Biological flows are inherently three dimensional. The use of high-speed volumetric imaging has already provided new insights into animal–fluid interactions [33,47,48] that were not possible with planar techniques. In this study, the use of high-speed, volumetric tomographic imaging with infrared illumination allows tracking of both fish and copepod locations while simultaneously quantifying how fish predators can behaviourally mask hydrodynamic signals to copepods. This provides insight into a trophic interaction that is responsible for moving vast amounts of energy throughout aquatic food webs. The detection and quantification of a mechanism that aids in the capture of evasive prey helps to explain how a common, but short-range, feeding mechanism can be successfully deployed on highly sensitive, evasive prey.
This work was supported by a grant from the National Science Foundation, USA to E.K.L. (NSF IDBR-0852875).
- Received September 26, 2013.
- Accepted October 23, 2013.

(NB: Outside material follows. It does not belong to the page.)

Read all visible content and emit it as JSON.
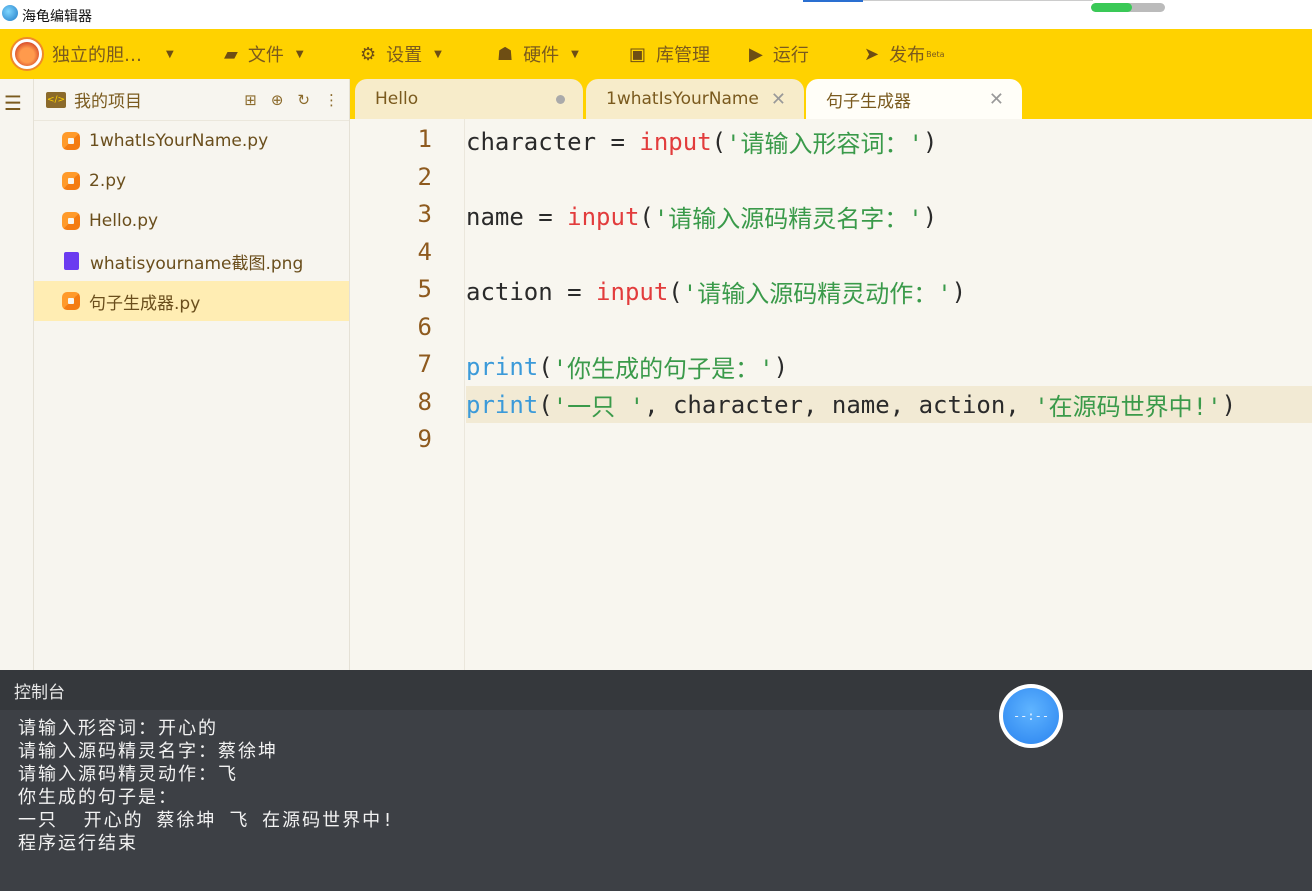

- © 2013 The Author(s) Published by the Royal Society. All rights reserved.